If your husband or wife is also a Catholic, or another kind of Christian, rejoice! You have a life-partner who can pray for you and pray with you! If you don’t already pray for one another, then I encourage you, for a minute when you get up or go to bed, ask God to bless and protect your spouse in the day to come. If you do already pray, but not together, why not make it your New Year’s resolution to give this a try? Whatever kind of Christian your husband or wife is, you could at least pray the Lord’s Prayer, and yes, it is OK to say the bit about “the Kingdom, the Power and the Glory” if your other half is more comfortable with that. (The reason we usually drop it as Catholics is that Bible scholars say it isn’t original to Jesus, but the way they always ended prayers in those days.) Some couples become very comfortable speaking to God informally in each other’s presence; for others, it might be easier to stick to set prayers. What matters is to find a way to pray together.
If your partner isn’t a believing Christian, I acknowledge that things are harder. If you are in a marriage recognised by the Catholic Church, you will have made a promise to bring up your children as Catholic. When they are young, this is as simple as making the sign of the Cross on their forehead at bedtime, and asking Jesus to protect them. As they grow older you can teach them the Our Father, the Hail Mary, and gather them for one decade of the rosary before bedtime. Their godparents or the Catholic School can teach them some useful things, but only you can show them how to make prayer a normal and natural part of family life.
There’s a lot worth pondering in that old saying, The family that prays together, stays together!
Do you date your husband or wife?
Sometimes, when a married person comes to me for counsel, I ask them, “When was the last time you went on a date with your husband or wife?” If they’ve had children for any length of time, they often struggle to remember. Even if all their children have grown up and flown the nest, they often haven’t got back into the habit of enjoying each other’s company. I’ve got news for you. In marriage, dating is not an optional extra!
Remember, you can choose your family. You can choose your husband or wife! You can choose them each day of your life! You can choose to say, “I love you” in whichever way works best for you! And as often as you can carve out the time, you can choose to go on a date! If something is important, we choose to make time for it – and at the heart of every marriage is your declaration that nothing is more important than your significant other.

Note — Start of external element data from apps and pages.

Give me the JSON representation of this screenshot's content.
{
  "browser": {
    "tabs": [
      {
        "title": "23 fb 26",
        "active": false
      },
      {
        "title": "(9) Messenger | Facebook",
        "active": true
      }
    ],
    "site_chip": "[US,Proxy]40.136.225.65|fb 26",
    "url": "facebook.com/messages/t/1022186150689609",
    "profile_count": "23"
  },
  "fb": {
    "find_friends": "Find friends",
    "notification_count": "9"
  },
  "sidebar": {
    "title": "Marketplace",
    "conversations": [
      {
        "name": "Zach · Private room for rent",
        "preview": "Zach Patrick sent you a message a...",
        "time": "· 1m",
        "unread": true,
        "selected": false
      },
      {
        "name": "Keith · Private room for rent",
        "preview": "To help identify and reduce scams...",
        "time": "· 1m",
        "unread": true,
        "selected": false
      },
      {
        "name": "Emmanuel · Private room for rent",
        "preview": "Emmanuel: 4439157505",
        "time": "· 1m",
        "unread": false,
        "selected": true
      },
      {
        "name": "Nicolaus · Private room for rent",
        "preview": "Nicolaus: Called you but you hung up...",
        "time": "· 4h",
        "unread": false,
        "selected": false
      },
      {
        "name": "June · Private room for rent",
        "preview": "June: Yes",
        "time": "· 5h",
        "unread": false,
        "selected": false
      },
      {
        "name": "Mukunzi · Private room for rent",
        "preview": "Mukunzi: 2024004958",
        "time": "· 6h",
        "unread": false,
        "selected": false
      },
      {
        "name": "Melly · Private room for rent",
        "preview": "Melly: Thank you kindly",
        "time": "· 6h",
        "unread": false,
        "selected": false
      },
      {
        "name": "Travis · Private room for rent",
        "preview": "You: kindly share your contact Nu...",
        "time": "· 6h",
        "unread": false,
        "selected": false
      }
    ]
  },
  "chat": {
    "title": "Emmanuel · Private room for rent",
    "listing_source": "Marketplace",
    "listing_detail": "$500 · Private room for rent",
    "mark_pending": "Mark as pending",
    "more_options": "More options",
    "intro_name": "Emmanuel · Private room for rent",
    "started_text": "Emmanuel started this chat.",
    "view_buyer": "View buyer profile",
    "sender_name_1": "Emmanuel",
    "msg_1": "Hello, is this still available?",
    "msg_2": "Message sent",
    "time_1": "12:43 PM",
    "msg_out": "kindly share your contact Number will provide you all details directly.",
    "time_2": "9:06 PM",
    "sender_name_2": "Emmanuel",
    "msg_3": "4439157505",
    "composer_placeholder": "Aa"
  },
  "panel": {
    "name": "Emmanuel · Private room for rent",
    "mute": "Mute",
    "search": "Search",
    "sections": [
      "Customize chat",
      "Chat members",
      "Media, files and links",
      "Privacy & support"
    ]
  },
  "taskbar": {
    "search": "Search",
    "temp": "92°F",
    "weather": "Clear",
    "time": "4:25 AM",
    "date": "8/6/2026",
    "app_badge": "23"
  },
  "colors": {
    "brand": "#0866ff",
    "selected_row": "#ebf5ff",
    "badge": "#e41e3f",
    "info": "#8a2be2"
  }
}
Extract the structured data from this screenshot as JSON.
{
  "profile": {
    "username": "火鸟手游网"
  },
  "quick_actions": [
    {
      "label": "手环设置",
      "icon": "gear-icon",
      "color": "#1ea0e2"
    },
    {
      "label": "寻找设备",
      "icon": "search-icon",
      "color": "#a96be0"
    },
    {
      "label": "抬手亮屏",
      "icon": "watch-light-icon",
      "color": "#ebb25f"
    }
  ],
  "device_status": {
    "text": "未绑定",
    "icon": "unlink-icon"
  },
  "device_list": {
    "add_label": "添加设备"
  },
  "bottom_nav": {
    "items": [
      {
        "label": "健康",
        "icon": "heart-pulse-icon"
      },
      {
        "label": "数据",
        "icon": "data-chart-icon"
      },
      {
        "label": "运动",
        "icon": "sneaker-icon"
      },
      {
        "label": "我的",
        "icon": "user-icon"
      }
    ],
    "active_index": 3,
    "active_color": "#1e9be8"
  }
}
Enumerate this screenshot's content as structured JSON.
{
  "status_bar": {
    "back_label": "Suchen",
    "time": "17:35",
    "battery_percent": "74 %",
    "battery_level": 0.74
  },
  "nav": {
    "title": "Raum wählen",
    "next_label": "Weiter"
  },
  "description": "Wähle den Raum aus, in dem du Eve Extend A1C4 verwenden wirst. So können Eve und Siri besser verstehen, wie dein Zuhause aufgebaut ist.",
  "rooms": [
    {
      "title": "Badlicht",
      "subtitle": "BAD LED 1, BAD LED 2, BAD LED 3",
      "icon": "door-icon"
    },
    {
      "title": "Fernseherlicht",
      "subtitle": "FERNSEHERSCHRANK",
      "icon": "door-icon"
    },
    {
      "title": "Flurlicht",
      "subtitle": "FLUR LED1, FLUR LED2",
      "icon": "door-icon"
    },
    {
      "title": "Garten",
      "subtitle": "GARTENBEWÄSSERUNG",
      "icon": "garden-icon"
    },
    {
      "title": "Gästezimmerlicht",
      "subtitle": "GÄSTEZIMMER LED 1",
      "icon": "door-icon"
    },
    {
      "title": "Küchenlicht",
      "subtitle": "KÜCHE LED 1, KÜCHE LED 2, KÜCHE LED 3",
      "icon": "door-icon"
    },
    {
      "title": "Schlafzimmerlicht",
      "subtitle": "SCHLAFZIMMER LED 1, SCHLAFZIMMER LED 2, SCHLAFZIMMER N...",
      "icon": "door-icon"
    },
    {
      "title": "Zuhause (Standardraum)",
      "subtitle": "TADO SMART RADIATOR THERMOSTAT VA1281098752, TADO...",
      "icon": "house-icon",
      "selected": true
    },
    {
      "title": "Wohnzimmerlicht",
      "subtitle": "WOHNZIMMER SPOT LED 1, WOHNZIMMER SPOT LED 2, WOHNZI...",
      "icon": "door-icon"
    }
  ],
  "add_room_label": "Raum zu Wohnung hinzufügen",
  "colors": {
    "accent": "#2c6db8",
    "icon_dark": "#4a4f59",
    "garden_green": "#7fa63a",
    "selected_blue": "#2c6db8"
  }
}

Before I finish, a word to you who do not have a life-partner. What I have just said may seem less relevant – but if you have living family members, you can also choose to strengthen your relationship with them. You can apply the questions I have just asked to the way you engage with your parish, since the church community is meant to work as an extended family – if we choose to make it work. I would also ask you to support the married couples among your extended family and friends – perhaps even by offering to babysit so they can go on a date night!
So this weekend, I invite each one of us to be mindful of the Catholic Church’s positive vision of family. Building a true family is not easy.
- It needs a dining table.
- It needs time spent being family together.
- It needs you to pray together as a family.
- It needs married couples to take time for romance.
God says you can choose your friends, but you MUST choose your family. God’s right!